### WORK REQUEST
What is needed here is a faithful repeat of every entry, with no character changed.

•••

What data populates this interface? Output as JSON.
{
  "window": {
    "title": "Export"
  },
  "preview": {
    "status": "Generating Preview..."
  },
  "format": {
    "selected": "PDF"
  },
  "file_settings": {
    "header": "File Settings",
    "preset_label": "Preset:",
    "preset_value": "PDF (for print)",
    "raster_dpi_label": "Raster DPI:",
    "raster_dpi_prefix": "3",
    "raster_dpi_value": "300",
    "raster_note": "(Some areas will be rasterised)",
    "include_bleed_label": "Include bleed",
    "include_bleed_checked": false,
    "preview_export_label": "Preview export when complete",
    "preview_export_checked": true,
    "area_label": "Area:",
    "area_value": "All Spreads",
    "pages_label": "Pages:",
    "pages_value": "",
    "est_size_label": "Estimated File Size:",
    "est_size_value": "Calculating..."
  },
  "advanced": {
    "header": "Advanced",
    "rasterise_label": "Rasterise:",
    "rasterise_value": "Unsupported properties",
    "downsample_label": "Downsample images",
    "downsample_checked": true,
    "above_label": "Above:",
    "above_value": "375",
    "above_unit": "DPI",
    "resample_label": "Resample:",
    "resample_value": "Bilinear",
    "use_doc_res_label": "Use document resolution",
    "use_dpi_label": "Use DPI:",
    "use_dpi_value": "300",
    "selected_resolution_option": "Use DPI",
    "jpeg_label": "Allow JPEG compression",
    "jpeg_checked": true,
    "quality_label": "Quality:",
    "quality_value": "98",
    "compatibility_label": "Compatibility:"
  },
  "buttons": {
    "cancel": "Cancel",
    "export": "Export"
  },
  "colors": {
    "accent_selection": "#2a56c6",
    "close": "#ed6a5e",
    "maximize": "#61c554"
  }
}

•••

### EXERCISE RESULT
What data populates this interface? Output as JSON.
{
  "window": {
    "title": "Export"
  },
  "preview": {
    "status": "Generating Preview..."
  },
  "format": {
    "selected": "PDF"
  },
  "file_settings": {
    "header": "File Settings",
    "preset_label": "Preset:",
    "preset_value": "PDF (for print)",
    "raster_dpi_label": "Raster DPI:",
    "raster_dpi_prefix": "3",
    "raster_dpi_value": "300",
    "raster_note": "(Some areas will be rasterised)",
    "include_bleed_label": "Include bleed",
    "include_bleed_checked": false,
    "preview_export_label": "Preview export when complete",
    "preview_export_checked": true,
    "area_label": "Area:",
    "area_value": "All Spreads",
    "pages_label": "Pages:",
    "pages_value": "",
    "est_size_label": "Estimated File Size:",
    "est_size_value": "Calculating..."
  },
  "advanced": {
    "header": "Advanced",
    "rasterise_label": "Rasterise:",
    "rasterise_value": "Unsupported properties",
    "downsample_label": "Downsample images",
    "downsample_checked": true,
    "above_label": "Above:",
    "above_value": "375",
    "above_unit": "DPI",
    "resample_label": "Resample:",
    "resample_value": "Bilinear",
    "use_doc_res_label": "Use document resolution",
    "use_dpi_label": "Use DPI:",
    "use_dpi_value": "300",
    "selected_resolution_option": "Use DPI",
    "jpeg_label": "Allow JPEG compression",
    "jpeg_checked": true,
    "quality_label": "Quality:",
    "quality_value": "98",
    "compatibility_label": "Compatibility:"
  },
  "buttons": {
    "cancel": "Cancel",
    "export": "Export"
  },
  "colors": {
    "accent_selection": "#2a56c6",
    "close": "#ed6a5e",
    "maximize": "#61c554"
  }
}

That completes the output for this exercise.